:: What to produce ::
Provide only the number of lines in the records where "true" appears.

:: Exercise input ::
= Beginning of Section =

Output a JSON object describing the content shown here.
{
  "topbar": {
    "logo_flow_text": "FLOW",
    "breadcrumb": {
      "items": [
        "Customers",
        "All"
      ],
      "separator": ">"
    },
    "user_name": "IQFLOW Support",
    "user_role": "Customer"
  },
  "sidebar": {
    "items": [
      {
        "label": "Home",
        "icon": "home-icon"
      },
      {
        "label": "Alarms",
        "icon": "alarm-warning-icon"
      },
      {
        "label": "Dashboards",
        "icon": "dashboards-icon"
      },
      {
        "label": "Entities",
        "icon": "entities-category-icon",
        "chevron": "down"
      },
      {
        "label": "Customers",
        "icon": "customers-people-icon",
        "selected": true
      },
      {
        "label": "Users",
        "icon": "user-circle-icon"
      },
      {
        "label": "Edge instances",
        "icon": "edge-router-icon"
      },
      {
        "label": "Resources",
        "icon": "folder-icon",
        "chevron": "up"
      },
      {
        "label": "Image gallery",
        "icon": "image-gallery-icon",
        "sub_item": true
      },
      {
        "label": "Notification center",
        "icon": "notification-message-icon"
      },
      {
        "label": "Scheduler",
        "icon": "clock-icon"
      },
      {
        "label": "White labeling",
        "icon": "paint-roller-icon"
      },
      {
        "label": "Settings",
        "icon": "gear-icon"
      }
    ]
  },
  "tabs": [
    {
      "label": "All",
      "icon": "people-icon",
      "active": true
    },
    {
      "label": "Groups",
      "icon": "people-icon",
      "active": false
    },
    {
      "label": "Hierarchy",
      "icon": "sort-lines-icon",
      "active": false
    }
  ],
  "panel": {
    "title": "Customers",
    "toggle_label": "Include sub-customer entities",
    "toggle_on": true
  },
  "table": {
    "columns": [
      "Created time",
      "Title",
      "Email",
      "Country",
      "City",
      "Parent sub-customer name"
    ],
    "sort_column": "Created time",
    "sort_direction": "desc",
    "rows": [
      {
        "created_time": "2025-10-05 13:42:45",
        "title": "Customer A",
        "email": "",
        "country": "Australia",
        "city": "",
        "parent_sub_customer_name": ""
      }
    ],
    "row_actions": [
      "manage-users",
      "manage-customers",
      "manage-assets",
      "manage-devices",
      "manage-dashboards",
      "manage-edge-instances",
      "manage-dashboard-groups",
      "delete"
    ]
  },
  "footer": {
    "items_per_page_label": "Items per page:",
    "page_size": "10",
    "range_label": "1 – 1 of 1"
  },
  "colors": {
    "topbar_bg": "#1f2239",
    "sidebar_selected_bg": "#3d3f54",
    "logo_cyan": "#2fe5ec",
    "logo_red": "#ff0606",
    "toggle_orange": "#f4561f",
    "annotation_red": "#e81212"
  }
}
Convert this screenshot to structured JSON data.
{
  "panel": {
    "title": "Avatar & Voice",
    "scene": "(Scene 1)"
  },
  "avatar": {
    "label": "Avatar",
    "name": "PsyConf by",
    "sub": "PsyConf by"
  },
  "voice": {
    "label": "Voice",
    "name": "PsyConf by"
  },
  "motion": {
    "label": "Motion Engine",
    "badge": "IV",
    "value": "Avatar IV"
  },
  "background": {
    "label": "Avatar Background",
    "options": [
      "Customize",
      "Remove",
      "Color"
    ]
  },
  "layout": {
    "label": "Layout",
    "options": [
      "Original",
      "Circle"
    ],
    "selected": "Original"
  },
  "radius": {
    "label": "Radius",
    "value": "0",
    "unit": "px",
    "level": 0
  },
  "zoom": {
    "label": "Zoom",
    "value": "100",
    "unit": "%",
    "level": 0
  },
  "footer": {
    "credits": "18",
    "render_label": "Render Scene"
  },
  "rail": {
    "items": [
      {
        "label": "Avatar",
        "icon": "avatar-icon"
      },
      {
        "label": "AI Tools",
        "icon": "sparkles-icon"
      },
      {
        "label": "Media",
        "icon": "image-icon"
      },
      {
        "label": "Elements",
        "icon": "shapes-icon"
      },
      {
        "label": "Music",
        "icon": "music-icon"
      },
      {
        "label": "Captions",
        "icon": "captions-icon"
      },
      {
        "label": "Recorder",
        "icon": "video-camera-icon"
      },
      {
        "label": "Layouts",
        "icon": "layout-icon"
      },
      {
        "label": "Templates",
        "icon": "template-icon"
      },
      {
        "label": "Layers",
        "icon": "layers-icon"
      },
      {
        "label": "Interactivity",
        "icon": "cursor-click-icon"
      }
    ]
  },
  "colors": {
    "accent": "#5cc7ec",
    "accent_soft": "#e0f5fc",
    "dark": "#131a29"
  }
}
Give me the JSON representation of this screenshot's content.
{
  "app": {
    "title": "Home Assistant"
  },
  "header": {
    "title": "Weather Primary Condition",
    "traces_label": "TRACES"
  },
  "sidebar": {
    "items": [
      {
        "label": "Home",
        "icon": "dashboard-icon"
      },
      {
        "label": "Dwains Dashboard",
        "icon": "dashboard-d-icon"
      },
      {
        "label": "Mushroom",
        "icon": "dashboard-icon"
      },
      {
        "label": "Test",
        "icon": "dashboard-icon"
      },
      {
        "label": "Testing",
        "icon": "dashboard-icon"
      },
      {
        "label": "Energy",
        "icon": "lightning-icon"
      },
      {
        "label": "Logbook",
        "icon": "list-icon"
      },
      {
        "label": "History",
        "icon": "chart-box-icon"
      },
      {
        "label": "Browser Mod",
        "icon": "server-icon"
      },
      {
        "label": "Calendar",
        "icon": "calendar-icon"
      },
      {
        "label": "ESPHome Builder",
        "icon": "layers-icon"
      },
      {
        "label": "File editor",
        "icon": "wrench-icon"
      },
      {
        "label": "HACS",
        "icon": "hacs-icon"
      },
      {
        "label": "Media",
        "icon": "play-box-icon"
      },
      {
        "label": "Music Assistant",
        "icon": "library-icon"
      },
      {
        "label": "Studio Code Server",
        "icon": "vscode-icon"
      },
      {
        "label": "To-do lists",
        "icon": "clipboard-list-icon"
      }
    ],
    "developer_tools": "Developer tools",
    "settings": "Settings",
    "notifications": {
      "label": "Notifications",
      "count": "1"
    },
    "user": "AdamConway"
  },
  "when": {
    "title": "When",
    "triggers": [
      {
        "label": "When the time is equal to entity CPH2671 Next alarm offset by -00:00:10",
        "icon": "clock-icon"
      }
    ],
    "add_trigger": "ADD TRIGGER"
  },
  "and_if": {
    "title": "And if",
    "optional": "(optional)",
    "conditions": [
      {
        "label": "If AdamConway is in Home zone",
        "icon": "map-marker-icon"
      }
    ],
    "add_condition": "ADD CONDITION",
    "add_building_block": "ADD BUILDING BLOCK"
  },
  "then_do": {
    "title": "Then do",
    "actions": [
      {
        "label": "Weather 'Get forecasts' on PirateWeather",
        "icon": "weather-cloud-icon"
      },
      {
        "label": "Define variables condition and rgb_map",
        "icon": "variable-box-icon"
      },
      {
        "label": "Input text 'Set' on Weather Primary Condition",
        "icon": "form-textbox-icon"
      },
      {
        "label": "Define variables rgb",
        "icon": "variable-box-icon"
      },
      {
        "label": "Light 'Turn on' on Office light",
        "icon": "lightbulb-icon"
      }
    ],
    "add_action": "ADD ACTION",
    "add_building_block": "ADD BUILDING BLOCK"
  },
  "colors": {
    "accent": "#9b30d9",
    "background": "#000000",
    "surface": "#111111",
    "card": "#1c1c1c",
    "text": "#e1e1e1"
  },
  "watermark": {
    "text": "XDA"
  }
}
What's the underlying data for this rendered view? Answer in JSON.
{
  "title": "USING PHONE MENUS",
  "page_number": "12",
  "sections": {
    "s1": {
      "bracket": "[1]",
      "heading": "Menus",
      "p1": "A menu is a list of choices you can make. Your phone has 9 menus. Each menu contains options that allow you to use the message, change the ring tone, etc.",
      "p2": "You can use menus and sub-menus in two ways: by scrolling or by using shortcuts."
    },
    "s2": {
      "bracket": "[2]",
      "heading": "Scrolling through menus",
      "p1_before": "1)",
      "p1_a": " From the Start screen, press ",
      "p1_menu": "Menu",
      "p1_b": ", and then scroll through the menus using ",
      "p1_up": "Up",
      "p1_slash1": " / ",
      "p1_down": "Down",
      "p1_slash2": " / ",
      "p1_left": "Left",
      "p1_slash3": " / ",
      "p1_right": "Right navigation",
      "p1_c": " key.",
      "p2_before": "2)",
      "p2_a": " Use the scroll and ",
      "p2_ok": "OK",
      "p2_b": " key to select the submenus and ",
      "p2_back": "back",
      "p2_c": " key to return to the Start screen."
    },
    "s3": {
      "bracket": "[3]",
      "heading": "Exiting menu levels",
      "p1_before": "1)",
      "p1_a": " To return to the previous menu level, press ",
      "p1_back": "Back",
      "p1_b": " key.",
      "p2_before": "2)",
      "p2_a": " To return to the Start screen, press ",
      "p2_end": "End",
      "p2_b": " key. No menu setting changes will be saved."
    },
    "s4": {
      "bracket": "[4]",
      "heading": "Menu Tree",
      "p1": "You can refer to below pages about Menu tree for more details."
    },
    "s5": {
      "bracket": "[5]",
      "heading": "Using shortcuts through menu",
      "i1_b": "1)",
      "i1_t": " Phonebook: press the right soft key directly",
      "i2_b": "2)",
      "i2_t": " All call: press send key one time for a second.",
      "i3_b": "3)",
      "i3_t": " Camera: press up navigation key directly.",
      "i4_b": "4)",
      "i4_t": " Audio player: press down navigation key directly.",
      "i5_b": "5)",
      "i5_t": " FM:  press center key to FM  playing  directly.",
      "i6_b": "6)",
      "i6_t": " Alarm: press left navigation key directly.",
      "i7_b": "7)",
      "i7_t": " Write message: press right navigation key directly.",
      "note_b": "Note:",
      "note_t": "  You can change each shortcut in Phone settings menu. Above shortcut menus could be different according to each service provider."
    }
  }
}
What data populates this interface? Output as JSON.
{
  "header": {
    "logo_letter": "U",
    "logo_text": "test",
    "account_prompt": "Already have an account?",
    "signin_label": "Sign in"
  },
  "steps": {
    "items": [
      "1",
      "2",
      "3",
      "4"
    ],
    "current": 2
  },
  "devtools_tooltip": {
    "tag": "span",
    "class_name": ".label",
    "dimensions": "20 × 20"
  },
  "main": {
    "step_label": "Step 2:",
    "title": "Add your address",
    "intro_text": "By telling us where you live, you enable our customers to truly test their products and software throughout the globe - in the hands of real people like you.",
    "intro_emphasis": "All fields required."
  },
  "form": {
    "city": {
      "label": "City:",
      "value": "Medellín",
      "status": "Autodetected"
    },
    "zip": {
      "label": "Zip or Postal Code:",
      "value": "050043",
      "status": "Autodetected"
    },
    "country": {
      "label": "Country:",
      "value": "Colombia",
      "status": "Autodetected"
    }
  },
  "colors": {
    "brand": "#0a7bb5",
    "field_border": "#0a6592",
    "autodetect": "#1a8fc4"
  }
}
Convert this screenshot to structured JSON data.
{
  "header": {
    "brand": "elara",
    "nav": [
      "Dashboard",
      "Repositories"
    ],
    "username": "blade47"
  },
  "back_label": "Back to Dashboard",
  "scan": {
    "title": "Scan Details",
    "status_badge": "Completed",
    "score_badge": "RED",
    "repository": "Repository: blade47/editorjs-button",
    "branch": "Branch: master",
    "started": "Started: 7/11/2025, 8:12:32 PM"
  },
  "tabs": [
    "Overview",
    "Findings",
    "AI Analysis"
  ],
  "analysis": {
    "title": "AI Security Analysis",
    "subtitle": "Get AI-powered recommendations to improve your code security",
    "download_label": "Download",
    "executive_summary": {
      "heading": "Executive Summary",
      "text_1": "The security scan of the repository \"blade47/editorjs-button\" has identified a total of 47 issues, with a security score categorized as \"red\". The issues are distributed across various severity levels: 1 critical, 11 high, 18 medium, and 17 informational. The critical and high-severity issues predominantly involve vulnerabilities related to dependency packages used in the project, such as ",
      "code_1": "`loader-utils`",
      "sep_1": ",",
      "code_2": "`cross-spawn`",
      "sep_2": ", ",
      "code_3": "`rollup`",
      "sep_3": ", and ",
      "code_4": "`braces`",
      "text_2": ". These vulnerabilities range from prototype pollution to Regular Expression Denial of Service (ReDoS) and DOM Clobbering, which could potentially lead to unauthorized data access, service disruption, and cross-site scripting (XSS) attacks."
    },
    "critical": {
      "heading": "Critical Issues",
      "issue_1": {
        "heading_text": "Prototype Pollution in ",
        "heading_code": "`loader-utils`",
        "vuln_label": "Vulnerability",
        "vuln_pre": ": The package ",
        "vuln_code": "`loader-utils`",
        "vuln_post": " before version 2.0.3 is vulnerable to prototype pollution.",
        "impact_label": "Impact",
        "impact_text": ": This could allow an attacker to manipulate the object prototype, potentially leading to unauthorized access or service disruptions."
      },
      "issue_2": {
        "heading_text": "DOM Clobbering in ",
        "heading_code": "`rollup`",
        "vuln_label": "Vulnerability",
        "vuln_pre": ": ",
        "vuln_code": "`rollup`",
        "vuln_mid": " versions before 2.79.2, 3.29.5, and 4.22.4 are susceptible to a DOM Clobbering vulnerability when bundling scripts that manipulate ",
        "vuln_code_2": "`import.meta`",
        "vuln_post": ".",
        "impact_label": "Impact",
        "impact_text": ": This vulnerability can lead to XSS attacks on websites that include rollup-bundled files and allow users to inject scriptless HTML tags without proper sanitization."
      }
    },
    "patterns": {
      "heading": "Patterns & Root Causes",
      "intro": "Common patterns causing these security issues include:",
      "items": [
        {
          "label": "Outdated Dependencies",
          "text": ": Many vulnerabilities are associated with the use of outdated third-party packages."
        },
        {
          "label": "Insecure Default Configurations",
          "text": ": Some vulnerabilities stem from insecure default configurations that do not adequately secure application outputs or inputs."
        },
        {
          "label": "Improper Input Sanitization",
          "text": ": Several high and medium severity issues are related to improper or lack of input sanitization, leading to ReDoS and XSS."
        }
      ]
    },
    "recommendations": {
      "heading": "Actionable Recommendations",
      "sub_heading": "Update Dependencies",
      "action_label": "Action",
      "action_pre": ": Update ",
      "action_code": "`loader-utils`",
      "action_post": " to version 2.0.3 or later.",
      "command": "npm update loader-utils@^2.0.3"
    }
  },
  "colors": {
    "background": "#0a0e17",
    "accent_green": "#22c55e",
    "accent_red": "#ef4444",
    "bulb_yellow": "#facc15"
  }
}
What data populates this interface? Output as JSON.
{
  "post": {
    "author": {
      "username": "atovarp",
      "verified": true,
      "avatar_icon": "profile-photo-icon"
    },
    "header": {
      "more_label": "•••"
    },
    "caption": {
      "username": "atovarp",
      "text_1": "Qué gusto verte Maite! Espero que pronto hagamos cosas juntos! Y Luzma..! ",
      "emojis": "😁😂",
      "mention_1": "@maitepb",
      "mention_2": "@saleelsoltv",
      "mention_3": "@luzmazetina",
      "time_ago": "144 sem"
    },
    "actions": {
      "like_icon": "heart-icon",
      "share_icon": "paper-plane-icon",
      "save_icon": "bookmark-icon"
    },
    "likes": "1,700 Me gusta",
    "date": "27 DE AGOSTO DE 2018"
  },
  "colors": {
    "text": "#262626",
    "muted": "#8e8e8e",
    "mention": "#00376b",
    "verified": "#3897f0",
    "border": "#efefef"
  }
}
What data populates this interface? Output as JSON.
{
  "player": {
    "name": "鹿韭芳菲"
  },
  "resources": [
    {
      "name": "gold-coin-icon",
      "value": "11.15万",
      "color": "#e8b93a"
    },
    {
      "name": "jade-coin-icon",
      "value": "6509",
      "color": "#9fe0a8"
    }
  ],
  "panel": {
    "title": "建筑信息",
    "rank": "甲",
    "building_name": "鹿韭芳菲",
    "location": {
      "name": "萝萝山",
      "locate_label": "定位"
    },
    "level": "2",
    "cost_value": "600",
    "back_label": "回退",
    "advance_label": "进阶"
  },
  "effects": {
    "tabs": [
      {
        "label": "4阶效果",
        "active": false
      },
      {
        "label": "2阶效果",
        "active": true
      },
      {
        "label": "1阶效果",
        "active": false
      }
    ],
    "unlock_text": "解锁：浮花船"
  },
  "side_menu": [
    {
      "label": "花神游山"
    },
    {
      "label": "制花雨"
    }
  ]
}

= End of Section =

:: Response ::
6